of a targeting pod. How do you think a drone works… unlike jets it is part of
the drone. Drones are basically flying targeting pods with missiles.
I don’t think you fully understand what a targeting pod. A targeting pod is, in
essence, a camera and some sensors. Drones have this equipment, a targeting pod
doesn’t have to be external on a wing.
Thank you for your thoughtful comments. I will address them point-by-point.
1. I agree that having drones armed is convenient for military forces. That is why it is done. However, the inconvenience of having to launch weapons from manned platforms only, particularly in uncontested skies, would be small in comparison with the benefits of a ban on armed unmanned vehicles (other than munitions).
2. There is nothing about unmanned aircraft that makes them uniquely capable of launching small missiles.
3. The claim that drone strikes have devastated al Qaeda is dubious and highly controversial.
4. Sorry I don’t have numbers on hand but China is offering drones comparable to Predator and Reaper at a fraction of the US price. They may not perform as well — yet. But that may not matter much to many customers, if they decide they want to engage in the same kind of remote-control rub-outs as the US does. Interestingly, that does not seem to have happened yet.
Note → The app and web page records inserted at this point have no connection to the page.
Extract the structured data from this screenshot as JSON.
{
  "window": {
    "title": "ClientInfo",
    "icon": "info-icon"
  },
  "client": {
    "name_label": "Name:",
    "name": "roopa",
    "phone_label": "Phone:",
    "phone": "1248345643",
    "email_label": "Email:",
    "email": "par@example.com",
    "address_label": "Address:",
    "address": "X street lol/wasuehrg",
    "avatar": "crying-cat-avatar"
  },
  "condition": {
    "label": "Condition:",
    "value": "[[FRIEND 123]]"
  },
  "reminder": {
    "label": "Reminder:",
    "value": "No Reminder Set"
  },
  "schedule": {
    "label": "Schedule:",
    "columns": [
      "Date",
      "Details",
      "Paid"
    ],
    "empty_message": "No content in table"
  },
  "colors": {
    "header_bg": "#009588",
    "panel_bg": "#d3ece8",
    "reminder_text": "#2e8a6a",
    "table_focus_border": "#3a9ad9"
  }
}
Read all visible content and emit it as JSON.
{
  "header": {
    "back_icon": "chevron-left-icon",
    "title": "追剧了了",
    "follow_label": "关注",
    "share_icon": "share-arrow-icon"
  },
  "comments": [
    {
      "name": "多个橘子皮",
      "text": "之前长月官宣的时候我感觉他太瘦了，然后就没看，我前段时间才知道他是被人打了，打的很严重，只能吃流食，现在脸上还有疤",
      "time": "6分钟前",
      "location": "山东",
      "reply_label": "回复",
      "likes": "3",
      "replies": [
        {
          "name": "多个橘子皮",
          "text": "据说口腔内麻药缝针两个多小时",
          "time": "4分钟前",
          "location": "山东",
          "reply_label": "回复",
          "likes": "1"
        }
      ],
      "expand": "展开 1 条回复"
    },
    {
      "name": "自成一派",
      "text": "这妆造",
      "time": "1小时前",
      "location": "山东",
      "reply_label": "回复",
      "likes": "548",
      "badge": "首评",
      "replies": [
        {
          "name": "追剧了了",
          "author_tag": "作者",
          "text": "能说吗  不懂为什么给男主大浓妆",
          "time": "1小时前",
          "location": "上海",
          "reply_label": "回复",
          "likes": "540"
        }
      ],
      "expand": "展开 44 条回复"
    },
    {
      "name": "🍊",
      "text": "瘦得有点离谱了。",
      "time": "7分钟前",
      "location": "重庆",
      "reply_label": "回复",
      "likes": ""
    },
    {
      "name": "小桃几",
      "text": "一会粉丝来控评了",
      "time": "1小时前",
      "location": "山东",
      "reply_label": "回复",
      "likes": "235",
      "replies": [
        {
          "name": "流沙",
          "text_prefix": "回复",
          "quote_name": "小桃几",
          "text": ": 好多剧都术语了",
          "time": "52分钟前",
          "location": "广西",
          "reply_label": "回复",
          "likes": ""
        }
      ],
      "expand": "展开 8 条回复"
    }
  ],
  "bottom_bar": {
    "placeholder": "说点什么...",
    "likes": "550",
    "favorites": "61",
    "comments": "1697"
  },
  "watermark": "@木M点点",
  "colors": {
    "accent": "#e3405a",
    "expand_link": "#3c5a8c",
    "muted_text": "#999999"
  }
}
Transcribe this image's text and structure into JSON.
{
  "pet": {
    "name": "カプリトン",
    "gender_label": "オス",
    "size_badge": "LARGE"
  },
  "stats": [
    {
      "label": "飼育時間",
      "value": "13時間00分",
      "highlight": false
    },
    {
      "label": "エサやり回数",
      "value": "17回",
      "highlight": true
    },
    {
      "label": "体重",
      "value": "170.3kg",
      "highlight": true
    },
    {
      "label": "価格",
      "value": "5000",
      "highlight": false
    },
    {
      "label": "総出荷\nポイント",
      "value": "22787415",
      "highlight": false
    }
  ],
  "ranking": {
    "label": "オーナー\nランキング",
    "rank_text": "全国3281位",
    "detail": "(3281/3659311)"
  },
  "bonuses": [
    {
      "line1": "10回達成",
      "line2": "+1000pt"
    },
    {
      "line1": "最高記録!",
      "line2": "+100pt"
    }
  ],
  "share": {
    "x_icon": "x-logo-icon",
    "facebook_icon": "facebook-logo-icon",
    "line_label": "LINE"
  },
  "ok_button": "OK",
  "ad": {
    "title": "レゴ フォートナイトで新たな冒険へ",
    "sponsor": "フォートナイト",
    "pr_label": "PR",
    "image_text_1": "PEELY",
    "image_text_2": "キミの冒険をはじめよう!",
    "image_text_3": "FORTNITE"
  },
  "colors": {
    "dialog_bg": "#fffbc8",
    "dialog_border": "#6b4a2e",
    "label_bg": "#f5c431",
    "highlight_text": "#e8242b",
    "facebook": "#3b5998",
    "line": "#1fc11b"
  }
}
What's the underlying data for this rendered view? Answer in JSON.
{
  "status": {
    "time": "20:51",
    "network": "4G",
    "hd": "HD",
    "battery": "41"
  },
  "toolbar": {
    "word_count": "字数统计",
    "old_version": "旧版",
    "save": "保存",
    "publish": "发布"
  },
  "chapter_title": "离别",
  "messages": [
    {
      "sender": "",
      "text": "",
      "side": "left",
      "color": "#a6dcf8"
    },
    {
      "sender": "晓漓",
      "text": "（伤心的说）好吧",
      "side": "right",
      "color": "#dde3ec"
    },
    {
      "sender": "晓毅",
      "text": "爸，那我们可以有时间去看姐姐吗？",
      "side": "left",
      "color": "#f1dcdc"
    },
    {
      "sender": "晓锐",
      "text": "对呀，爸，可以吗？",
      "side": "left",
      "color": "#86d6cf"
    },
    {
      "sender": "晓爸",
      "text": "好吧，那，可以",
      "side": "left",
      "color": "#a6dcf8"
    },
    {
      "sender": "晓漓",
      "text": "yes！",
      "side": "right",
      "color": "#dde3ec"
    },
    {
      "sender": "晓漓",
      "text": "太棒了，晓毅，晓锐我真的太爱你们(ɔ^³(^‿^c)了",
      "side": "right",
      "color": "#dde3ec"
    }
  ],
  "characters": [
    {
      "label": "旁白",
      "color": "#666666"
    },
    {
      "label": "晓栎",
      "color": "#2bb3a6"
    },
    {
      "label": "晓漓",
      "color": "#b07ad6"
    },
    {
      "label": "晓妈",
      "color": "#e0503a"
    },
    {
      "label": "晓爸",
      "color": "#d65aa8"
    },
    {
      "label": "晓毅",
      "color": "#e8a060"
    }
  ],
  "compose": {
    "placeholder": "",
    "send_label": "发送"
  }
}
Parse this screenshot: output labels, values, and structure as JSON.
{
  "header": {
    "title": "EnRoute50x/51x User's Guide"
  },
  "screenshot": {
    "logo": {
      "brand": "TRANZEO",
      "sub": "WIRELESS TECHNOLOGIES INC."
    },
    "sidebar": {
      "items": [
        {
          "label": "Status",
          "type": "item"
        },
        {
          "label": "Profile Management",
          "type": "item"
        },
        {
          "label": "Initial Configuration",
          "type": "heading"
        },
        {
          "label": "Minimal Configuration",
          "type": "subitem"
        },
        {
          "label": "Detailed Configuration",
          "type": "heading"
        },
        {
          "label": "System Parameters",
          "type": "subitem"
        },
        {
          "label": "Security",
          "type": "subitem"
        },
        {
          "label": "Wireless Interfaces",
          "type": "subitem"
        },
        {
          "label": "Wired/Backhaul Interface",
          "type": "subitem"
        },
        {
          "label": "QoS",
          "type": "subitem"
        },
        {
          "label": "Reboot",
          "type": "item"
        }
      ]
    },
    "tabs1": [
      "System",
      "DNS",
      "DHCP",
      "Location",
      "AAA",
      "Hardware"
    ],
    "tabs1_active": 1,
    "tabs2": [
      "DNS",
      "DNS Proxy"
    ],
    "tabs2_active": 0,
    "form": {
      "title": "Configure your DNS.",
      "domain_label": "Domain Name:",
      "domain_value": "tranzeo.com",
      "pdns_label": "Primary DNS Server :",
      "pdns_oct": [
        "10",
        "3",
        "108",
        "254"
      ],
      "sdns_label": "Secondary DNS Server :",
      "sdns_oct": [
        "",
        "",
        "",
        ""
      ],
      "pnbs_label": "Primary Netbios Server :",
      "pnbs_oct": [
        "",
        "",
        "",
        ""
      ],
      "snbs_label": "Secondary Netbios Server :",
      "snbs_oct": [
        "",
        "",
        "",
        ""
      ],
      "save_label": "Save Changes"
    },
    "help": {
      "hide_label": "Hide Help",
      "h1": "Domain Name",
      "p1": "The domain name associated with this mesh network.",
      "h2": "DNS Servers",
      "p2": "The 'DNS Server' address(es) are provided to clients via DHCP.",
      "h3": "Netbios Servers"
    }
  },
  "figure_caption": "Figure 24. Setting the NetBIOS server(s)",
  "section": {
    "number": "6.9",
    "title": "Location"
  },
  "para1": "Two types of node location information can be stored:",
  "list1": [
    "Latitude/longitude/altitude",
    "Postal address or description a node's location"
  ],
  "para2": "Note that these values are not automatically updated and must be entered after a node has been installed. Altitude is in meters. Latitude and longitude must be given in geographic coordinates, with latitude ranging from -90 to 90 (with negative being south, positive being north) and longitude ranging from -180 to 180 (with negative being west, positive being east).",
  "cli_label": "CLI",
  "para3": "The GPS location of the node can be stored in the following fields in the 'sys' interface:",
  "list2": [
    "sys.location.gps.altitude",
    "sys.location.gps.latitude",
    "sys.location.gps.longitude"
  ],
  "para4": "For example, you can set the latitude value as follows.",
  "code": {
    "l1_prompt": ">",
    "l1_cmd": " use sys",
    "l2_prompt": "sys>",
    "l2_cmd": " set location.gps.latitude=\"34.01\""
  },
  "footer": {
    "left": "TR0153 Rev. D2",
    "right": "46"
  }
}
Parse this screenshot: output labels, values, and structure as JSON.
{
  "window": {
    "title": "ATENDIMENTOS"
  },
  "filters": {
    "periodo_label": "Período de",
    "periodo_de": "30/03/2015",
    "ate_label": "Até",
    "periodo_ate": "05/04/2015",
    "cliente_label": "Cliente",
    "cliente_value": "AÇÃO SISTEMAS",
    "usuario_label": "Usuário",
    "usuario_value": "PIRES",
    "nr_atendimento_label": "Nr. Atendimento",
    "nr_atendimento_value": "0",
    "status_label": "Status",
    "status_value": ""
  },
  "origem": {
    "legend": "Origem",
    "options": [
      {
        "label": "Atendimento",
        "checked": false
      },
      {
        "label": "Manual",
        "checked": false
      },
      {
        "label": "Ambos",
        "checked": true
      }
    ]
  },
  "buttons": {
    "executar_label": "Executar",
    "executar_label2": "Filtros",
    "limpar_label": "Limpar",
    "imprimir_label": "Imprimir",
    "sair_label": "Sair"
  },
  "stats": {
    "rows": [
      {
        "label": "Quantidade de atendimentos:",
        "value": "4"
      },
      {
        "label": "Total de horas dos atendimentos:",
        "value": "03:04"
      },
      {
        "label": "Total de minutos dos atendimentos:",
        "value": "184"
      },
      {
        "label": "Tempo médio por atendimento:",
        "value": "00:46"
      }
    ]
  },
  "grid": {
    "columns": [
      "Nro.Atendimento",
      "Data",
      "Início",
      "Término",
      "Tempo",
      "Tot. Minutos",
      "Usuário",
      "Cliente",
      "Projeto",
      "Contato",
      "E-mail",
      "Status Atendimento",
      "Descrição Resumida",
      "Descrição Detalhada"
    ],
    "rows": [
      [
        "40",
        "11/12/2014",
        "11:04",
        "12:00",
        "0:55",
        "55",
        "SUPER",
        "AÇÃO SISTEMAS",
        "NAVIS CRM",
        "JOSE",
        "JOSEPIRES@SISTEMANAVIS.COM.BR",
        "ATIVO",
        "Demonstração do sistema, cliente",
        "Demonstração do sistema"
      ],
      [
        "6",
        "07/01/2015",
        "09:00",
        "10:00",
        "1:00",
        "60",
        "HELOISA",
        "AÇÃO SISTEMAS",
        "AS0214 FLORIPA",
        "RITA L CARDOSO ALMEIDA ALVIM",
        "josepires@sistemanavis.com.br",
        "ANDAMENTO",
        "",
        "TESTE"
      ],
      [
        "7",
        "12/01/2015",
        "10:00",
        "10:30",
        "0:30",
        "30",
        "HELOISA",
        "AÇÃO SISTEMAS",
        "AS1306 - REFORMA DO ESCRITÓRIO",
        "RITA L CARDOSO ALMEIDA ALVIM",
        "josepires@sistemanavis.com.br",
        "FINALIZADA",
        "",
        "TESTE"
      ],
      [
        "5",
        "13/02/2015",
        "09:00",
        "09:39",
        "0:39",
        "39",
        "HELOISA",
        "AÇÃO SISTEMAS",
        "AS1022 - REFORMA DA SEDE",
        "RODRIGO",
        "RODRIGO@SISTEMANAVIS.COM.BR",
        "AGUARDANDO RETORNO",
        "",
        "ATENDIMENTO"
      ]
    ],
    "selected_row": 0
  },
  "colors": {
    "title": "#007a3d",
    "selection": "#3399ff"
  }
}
There may still be time to prevent it!
But if we fail to do so, China will undoubtedly sell a lot of drones, even if they have not yet.
Again, thank you for thoughtful remarks.
I remove my comment about targeting pods. I mis read you as saying that only manned aircraft have them… Pardon me, I should have been more careful.
Mark: Yes, I think there are reasons, but that is not the point of my post. The point is that even if that goal is laudable and could be achieved, it’s probably a distraction from a bigger issue which in my view is targeted killings.
So, drones don’t kill people…?
I’m all for targeting targeted killing, but drones make a good target too. Better, I actually think, but why not shoot at both?
Besides, if you’re not going to TK, what are armed drones for?
It seems to me any policy of extra judicial execution has serious moral problems as does any weapon system that has collateral damage.
It seems to me that begging the question is a morally problematic way of engaging with complex policy issues, and that virtually all technologies of war, including social technologies such as ‘armies’, pose the risk of causing ‘collateral damage’. Hence the vast literature on the morality of going to war and of particular uses of force while fighting a war.